In the next shot (looking NW), that area was occluding deeply at left rear, as the new mesocyclone organized at near right, just a couple miles away. As with the Red Rock supercell, the inflow winds were very intense — probably damaging by themselves, and the RFD blast was stronger still, producing power flashes along US-64 to our N. We watched this storm race past us at incredible speed, toward the Snake Creek Wilderness area and into Arkansas.

Headed W on I-40 near Checotah, the sky treated us to a brief but splendid display of sunset pastels and cloud textures (horizontal wide-angle, then a vertical shot a couple minutes later), as if offering up a colorful measure of minor consolation for missing the tornadoes of the day.


[EDIT] A helicopter video link on the KWTV website shows that the funnel that we saw while driving through some bottomlands near Red Rock was a brief “cheezenado” (faint swirls underneath); and another chaser also saw that. [Click on Video Gallery link number 9 at upper right…don’t know how to direct-link to it.]

This still was not the same feature that was reported as a tornado, however (based on matching times). The time of the funnel was a couple minutes earlier — about 1650-1651 CDT.


[EDIT 2] Ryan Jewell was shooting video for us and posted three snippets from those portions of this intercept near Ceres and Red Rock. These are NOT time lapses! They’re real-time cloud motions.

Looking W from near Ceres. Ryan is clearing dead weeds out of the way!

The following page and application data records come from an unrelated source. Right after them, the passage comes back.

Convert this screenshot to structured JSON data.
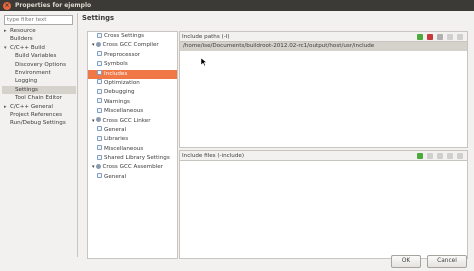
{
  "window": {
    "title": "Properties for ejemplo",
    "close_glyph": "×"
  },
  "filter": {
    "placeholder": "type filter text"
  },
  "nav": {
    "items": [
      {
        "label": "Resource",
        "level": 1,
        "expandable": true
      },
      {
        "label": "Builders",
        "level": 1
      },
      {
        "label": "C/C++ Build",
        "level": 1,
        "expandable": true,
        "expanded": true
      },
      {
        "label": "Build Variables",
        "level": 2
      },
      {
        "label": "Discovery Options",
        "level": 2
      },
      {
        "label": "Environment",
        "level": 2
      },
      {
        "label": "Logging",
        "level": 2
      },
      {
        "label": "Settings",
        "level": 2,
        "selected": true
      },
      {
        "label": "Tool Chain Editor",
        "level": 2
      },
      {
        "label": "C/C++ General",
        "level": 1,
        "expandable": true
      },
      {
        "label": "Project References",
        "level": 1
      },
      {
        "label": "Run/Debug Settings",
        "level": 1
      }
    ]
  },
  "page_title": "Settings",
  "tool_tree": {
    "items": [
      {
        "label": "Cross Settings",
        "level": 1,
        "icon": "page"
      },
      {
        "label": "Cross GCC Compiler",
        "level": 0,
        "icon": "gear",
        "expanded": true
      },
      {
        "label": "Preprocessor",
        "level": 1,
        "icon": "page"
      },
      {
        "label": "Symbols",
        "level": 1,
        "icon": "page"
      },
      {
        "label": "Includes",
        "level": 1,
        "icon": "page",
        "selected": true
      },
      {
        "label": "Optimization",
        "level": 1,
        "icon": "page"
      },
      {
        "label": "Debugging",
        "level": 1,
        "icon": "page"
      },
      {
        "label": "Warnings",
        "level": 1,
        "icon": "page"
      },
      {
        "label": "Miscellaneous",
        "level": 1,
        "icon": "page"
      },
      {
        "label": "Cross GCC Linker",
        "level": 0,
        "icon": "gear",
        "expanded": true
      },
      {
        "label": "General",
        "level": 1,
        "icon": "page"
      },
      {
        "label": "Libraries",
        "level": 1,
        "icon": "page"
      },
      {
        "label": "Miscellaneous",
        "level": 1,
        "icon": "page"
      },
      {
        "label": "Shared Library Settings",
        "level": 1,
        "icon": "page"
      },
      {
        "label": "Cross GCC Assembler",
        "level": 0,
        "icon": "gear",
        "expanded": true
      },
      {
        "label": "General",
        "level": 1,
        "icon": "page"
      }
    ]
  },
  "include_paths": {
    "header": "Include paths (-I)",
    "paths": [
      "/home/ise/Documents/buildroot-2012.02-rc1/output/host/usr/include"
    ]
  },
  "include_files": {
    "header": "Include files (-include)"
  },
  "buttons": {
    "ok": "OK",
    "cancel": "Cancel"
  },
  "colors": {
    "selection": "#f07746",
    "titlebar": "#3b3a36",
    "close": "#e9673a"
  }
}
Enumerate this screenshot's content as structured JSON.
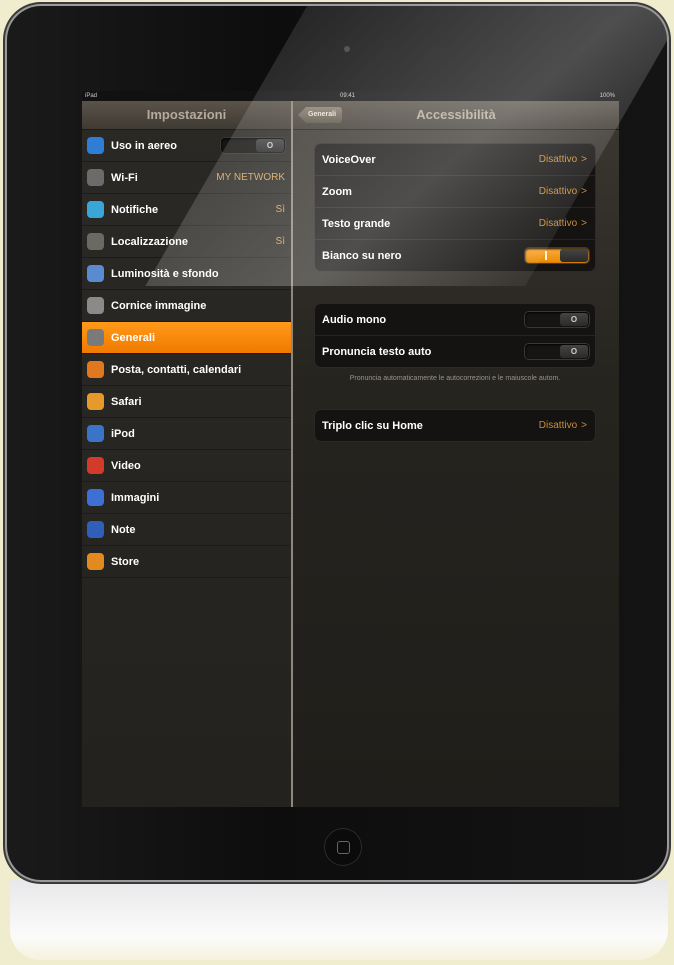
{
  "status": {
    "device": "iPad",
    "time": "09:41",
    "battery": "100%"
  },
  "master": {
    "title": "Impostazioni",
    "rows": [
      {
        "label": "Uso in aereo",
        "icon": "airplane-icon",
        "color": "#2f7dd4",
        "switch": "O"
      },
      {
        "label": "Wi-Fi",
        "icon": "wifi-icon",
        "color": "#6b6b6b",
        "value": "MY NETWORK"
      },
      {
        "label": "Notifiche",
        "icon": "notification-icon",
        "color": "#3aa6d8",
        "value": "Sì"
      },
      {
        "label": "Localizzazione",
        "icon": "location-icon",
        "color": "#6a6a62",
        "value": "Sì"
      },
      {
        "label": "Luminosità e sfondo",
        "icon": "brightness-icon",
        "color": "#5a8ad0"
      },
      {
        "label": "Cornice immagine",
        "icon": "picture-frame-icon",
        "color": "#8a8a8a"
      },
      {
        "label": "Generali",
        "icon": "gear-icon",
        "color": "#7a7a7a",
        "selected": true
      },
      {
        "label": "Posta, contatti, calendari",
        "icon": "mail-icon",
        "color": "#e07820"
      },
      {
        "label": "Safari",
        "icon": "compass-icon",
        "color": "#e59a2a"
      },
      {
        "label": "iPod",
        "icon": "ipod-icon",
        "color": "#3a74c8"
      },
      {
        "label": "Video",
        "icon": "video-icon",
        "color": "#d23a2a"
      },
      {
        "label": "Immagini",
        "icon": "photos-icon",
        "color": "#3d6fd4"
      },
      {
        "label": "Note",
        "icon": "notes-icon",
        "color": "#2f5fb8"
      },
      {
        "label": "Store",
        "icon": "store-icon",
        "color": "#e08a20"
      }
    ]
  },
  "detail": {
    "back_label": "Generali",
    "title": "Accessibilità",
    "group1": [
      {
        "label": "VoiceOver",
        "value": "Disattivo",
        "chevron": ">"
      },
      {
        "label": "Zoom",
        "value": "Disattivo",
        "chevron": ">"
      },
      {
        "label": "Testo grande",
        "value": "Disattivo",
        "chevron": ">"
      },
      {
        "label": "Bianco su nero",
        "switch_on": true
      }
    ],
    "group2": [
      {
        "label": "Audio mono",
        "switch": "O"
      },
      {
        "label": "Pronuncia testo auto",
        "switch": "O"
      }
    ],
    "footnote": "Pronuncia automaticamente le autocorrezioni e le maiuscole autom.",
    "group3": [
      {
        "label": "Triplo clic su Home",
        "value": "Disattivo",
        "chevron": ">"
      }
    ]
  }
}
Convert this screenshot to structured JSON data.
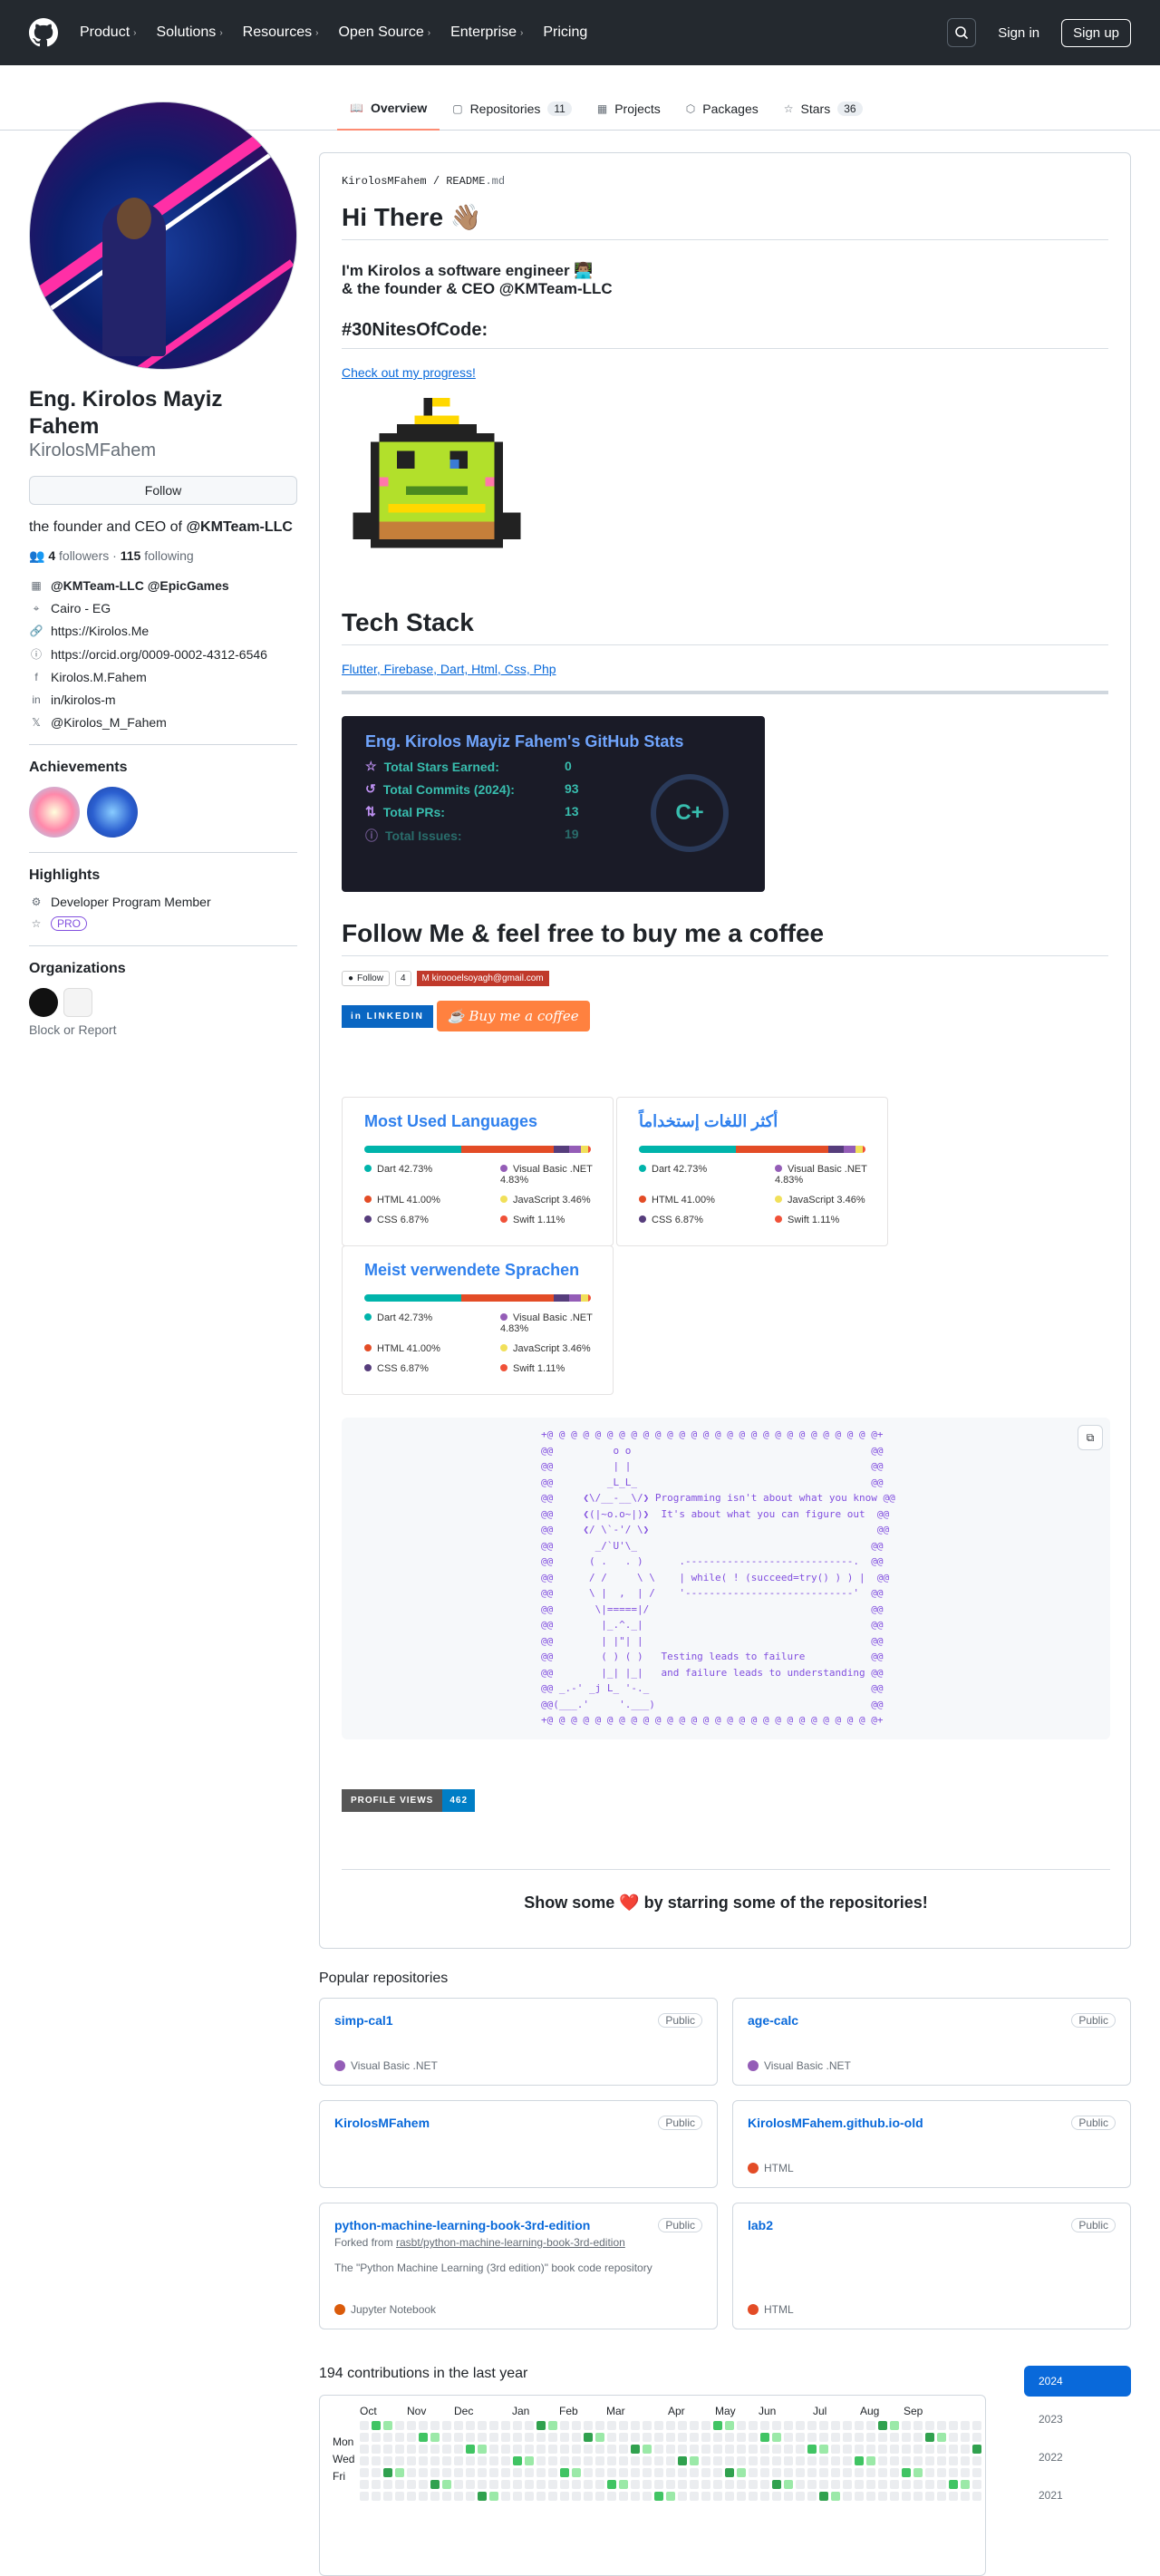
{
  "header": {
    "nav": [
      "Product",
      "Solutions",
      "Resources",
      "Open Source",
      "Enterprise",
      "Pricing"
    ],
    "sign_in": "Sign in",
    "sign_up": "Sign up"
  },
  "tabs": [
    {
      "label": "Overview"
    },
    {
      "label": "Repositories",
      "count": "11"
    },
    {
      "label": "Projects"
    },
    {
      "label": "Packages"
    },
    {
      "label": "Stars",
      "count": "36"
    }
  ],
  "profile": {
    "name": "Eng. Kirolos Mayiz Fahem",
    "login": "KirolosMFahem",
    "follow": "Follow",
    "bio_prefix": "the founder and CEO of ",
    "bio_org": "@KMTeam-LLC",
    "followers": "4",
    "followers_label": "followers",
    "following": "115",
    "following_label": "following",
    "sep": "·",
    "emoji": "🌴",
    "details": [
      {
        "icon": "building",
        "text": "@KMTeam-LLC @EpicGames",
        "bold": true
      },
      {
        "icon": "location",
        "text": "Cairo - EG"
      },
      {
        "icon": "link",
        "text": "https://Kirolos.Me"
      },
      {
        "icon": "orcid",
        "text": "https://orcid.org/0009-0002-4312-6546"
      },
      {
        "icon": "facebook",
        "text": "Kirolos.M.Fahem"
      },
      {
        "icon": "linkedin",
        "text": "in/kirolos-m"
      },
      {
        "icon": "x",
        "text": "@Kirolos_M_Fahem"
      }
    ],
    "achievements_title": "Achievements",
    "highlights_title": "Highlights",
    "highlight": "Developer Program Member",
    "pro": "PRO",
    "orgs_title": "Organizations",
    "block": "Block or Report"
  },
  "readme": {
    "path_user": "KirolosMFahem",
    "path_sep": "/",
    "path_file": "README",
    "path_ext": ".md",
    "h1": "Hi There 👋🏽",
    "intro1": "I'm Kirolos a software engineer 👨🏽‍💻",
    "intro2": "& the founder & CEO @KMTeam-LLC",
    "nites": "#30NitesOfCode:",
    "progress": "Check out my progress!",
    "tech": "Tech Stack",
    "tech_alt": "Flutter, Firebase, Dart, Html, Css, Php",
    "stats": {
      "title": "Eng. Kirolos Mayiz Fahem's GitHub Stats",
      "rows": [
        {
          "label": "Total Stars Earned:",
          "value": "0"
        },
        {
          "label": "Total Commits (2024):",
          "value": "93"
        },
        {
          "label": "Total PRs:",
          "value": "13"
        },
        {
          "label": "Total Issues:",
          "value": "19"
        }
      ],
      "grade": "C+"
    },
    "follow_h": "Follow Me & feel free to buy me a coffee",
    "gh_follow": "Follow",
    "gh_count": "4",
    "email": "kiroooelsoyagh@gmail.com",
    "linkedin": "LINKEDIN",
    "coffee": "Buy me a coffee",
    "langs_titles": [
      "Most Used Languages",
      "أكثر اللغات إستخداماً",
      "Meist verwendete Sprachen"
    ],
    "langs": [
      {
        "name": "Dart",
        "pct": "42.73%",
        "color": "#00b4ab",
        "v": 42.73
      },
      {
        "name": "Visual Basic .NET",
        "pct": "4.83%",
        "color": "#945db7",
        "v": 4.83
      },
      {
        "name": "HTML",
        "pct": "41.00%",
        "color": "#e34c26",
        "v": 41.0
      },
      {
        "name": "JavaScript",
        "pct": "3.46%",
        "color": "#f1e05a",
        "v": 3.46
      },
      {
        "name": "CSS",
        "pct": "6.87%",
        "color": "#563d7c",
        "v": 6.87
      },
      {
        "name": "Swift",
        "pct": "1.11%",
        "color": "#f05138",
        "v": 1.11
      }
    ],
    "ascii": "+@ @ @ @ @ @ @ @ @ @ @ @ @ @ @ @ @ @ @ @ @ @ @ @ @ @ @ @+\n@@          o o                                        @@\n@@          | |                                        @@\n@@         _L_L_                                       @@\n@@     ❮\\/__-__\\/❯ Programming isn't about what you know @@\n@@     ❮(|~o.o~|)❯  It's about what you can figure out  @@\n@@     ❮/ \\`-'/ \\❯                                      @@\n@@       _/`U'\\_                                       @@\n@@      ( .   . )      .----------------------------.  @@\n@@      / /     \\ \\    | while( ! (succeed=try() ) ) |  @@\n@@      \\ |  ,  | /    '----------------------------'  @@\n@@       \\|=====|/                                     @@\n@@        |_.^._|                                      @@\n@@        | |\"| |                                      @@\n@@        ( ) ( )   Testing leads to failure           @@\n@@        |_| |_|   and failure leads to understanding @@\n@@ _.-' _j L_ '-._                                     @@\n@@(___.'     '.___)                                    @@\n+@ @ @ @ @ @ @ @ @ @ @ @ @ @ @ @ @ @ @ @ @ @ @ @ @ @ @ @+",
    "pv_label": "PROFILE VIEWS",
    "pv_count": "462",
    "show_some": "Show some ❤️ by starring some of the repositories!"
  },
  "popular": {
    "title": "Popular repositories",
    "repos": [
      {
        "name": "simp-cal1",
        "vis": "Public",
        "lang": "Visual Basic .NET",
        "color": "#945db7"
      },
      {
        "name": "age-calc",
        "vis": "Public",
        "lang": "Visual Basic .NET",
        "color": "#945db7"
      },
      {
        "name": "KirolosMFahem",
        "vis": "Public",
        "lang": "",
        "color": ""
      },
      {
        "name": "KirolosMFahem.github.io-old",
        "vis": "Public",
        "lang": "HTML",
        "color": "#e34c26"
      },
      {
        "name": "python-machine-learning-book-3rd-edition",
        "vis": "Public",
        "fork_prefix": "Forked from ",
        "fork": "rasbt/python-machine-learning-book-3rd-edition",
        "desc": "The \"Python Machine Learning (3rd edition)\" book code repository",
        "lang": "Jupyter Notebook",
        "color": "#da5b0b"
      },
      {
        "name": "lab2",
        "vis": "Public",
        "lang": "HTML",
        "color": "#e34c26"
      }
    ]
  },
  "contrib": {
    "title": "194 contributions in the last year",
    "months": [
      "Oct",
      "Nov",
      "Dec",
      "Jan",
      "Feb",
      "Mar",
      "Apr",
      "May",
      "Jun",
      "Jul",
      "Aug",
      "Sep"
    ],
    "days": [
      "Mon",
      "Wed",
      "Fri"
    ],
    "years": [
      "2024",
      "2023",
      "2022",
      "2021"
    ]
  }
}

Looking overhead from near Ceres as the storm approached.

Looking NW from near Red Rock at tremendous RFD surge and occlusion process